### Device fabrication

The deposited films were processed into Hall bar devices by photolithography and Ar ion milling. The width and length of the channel of the devices were 50 and 100 µm, respectively. Electrodes made of Cr(5)/Au(100) were formed by photolithography and lift-off.

### Measurement of current-induced motion

All the measurements were performed at room temperature. Magnetic domain patterns were observed by MOKE with the wavelength of 542 nm. The differential image between uniform and non-uniform states was recorded to obtain better contrast. Image contrast was adjusted for each system; raw image of SyAF samples show weaker contrast than ferromagnetic samples. Current pulses with various pulse widths down to 500 ns were injected. Supplementary Movies were recorded with 61 frame per second. Skyrmion velocity and Hall angle were evaluated by an average of the motion under positive and negative current pulse applications for arbitrary-selected ten skyrmions; no skyrmions moving near pinned/nucleated/annihilated were included here. The composite image was created from three images, which were taken after a current pulse application, to make it easier to track each skyrmion bubble, as usually used for tracking the trajectory of stars in the night sky. Only the objects with relatively dark contrast were composited among images taken.

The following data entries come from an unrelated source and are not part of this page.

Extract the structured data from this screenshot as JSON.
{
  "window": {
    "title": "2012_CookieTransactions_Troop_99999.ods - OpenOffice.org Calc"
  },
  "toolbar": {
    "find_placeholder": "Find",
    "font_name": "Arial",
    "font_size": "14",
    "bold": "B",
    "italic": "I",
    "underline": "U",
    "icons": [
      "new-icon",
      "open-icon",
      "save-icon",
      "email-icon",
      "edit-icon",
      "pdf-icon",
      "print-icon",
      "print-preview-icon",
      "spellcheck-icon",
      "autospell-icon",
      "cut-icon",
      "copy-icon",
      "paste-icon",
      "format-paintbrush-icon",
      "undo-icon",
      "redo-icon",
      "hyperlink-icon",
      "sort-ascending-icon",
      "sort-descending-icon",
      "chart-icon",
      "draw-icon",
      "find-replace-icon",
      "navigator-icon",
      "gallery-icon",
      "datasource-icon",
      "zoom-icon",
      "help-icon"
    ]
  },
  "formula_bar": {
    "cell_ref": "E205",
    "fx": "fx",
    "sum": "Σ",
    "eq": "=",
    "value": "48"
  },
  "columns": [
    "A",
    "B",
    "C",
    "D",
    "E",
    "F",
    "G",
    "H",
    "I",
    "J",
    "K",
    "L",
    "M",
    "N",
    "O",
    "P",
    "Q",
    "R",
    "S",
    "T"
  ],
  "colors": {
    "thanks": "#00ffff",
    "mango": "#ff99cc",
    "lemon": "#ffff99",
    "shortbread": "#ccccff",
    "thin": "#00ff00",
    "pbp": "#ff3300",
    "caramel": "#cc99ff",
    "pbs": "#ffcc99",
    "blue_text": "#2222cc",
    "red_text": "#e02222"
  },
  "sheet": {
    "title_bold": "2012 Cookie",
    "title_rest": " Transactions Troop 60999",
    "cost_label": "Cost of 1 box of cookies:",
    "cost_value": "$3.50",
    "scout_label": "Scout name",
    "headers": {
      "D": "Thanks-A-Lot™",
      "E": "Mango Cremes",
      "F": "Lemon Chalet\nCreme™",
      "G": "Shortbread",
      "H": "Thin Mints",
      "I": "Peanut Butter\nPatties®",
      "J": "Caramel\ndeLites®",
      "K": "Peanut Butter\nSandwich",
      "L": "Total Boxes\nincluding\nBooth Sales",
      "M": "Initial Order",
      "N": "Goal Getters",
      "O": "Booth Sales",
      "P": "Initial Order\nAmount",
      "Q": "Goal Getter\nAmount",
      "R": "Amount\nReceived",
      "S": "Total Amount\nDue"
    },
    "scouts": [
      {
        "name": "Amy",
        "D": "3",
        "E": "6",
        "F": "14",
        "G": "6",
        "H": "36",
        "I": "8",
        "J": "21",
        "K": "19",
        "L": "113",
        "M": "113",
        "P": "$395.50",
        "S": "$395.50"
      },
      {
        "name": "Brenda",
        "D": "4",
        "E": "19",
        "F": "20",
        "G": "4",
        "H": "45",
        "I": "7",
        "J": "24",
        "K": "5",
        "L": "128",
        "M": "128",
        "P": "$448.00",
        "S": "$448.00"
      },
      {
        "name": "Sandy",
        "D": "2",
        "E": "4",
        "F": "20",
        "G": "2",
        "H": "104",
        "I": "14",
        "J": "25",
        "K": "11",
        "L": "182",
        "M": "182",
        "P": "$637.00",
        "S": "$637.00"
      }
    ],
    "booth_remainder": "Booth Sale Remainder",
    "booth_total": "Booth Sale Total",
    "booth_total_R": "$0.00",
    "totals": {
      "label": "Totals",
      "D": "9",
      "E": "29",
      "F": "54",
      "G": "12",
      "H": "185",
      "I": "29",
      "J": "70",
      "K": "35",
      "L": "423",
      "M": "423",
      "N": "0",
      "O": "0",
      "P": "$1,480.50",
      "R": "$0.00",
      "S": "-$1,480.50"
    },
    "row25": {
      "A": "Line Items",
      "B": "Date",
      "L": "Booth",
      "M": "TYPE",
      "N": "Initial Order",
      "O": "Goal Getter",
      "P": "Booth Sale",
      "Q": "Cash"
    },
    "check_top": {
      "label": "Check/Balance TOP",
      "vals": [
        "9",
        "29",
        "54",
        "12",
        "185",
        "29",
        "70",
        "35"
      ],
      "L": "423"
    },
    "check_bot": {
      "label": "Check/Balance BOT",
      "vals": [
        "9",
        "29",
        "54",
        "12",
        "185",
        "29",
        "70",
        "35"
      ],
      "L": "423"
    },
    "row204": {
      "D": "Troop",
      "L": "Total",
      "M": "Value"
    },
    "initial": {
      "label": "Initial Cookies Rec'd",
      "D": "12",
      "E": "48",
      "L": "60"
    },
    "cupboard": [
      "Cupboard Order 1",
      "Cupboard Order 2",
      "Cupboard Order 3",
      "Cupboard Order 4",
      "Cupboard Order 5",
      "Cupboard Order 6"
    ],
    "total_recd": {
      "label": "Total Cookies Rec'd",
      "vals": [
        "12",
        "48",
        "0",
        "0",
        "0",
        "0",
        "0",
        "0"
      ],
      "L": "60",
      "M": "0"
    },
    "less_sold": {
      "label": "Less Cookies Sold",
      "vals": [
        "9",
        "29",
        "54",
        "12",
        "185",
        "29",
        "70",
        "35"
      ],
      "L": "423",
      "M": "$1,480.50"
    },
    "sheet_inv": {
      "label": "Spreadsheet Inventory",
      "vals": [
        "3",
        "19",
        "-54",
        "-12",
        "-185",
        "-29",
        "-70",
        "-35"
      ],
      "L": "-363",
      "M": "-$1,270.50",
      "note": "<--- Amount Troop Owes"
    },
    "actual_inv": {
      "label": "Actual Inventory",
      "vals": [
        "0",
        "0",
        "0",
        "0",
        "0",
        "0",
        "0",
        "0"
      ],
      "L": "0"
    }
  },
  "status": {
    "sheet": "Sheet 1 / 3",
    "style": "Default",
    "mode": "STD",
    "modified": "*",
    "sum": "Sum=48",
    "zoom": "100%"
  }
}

We confirmed that drift is negligibly small compared with the observed motion of skyrmions. Error bars denote their standard deviation.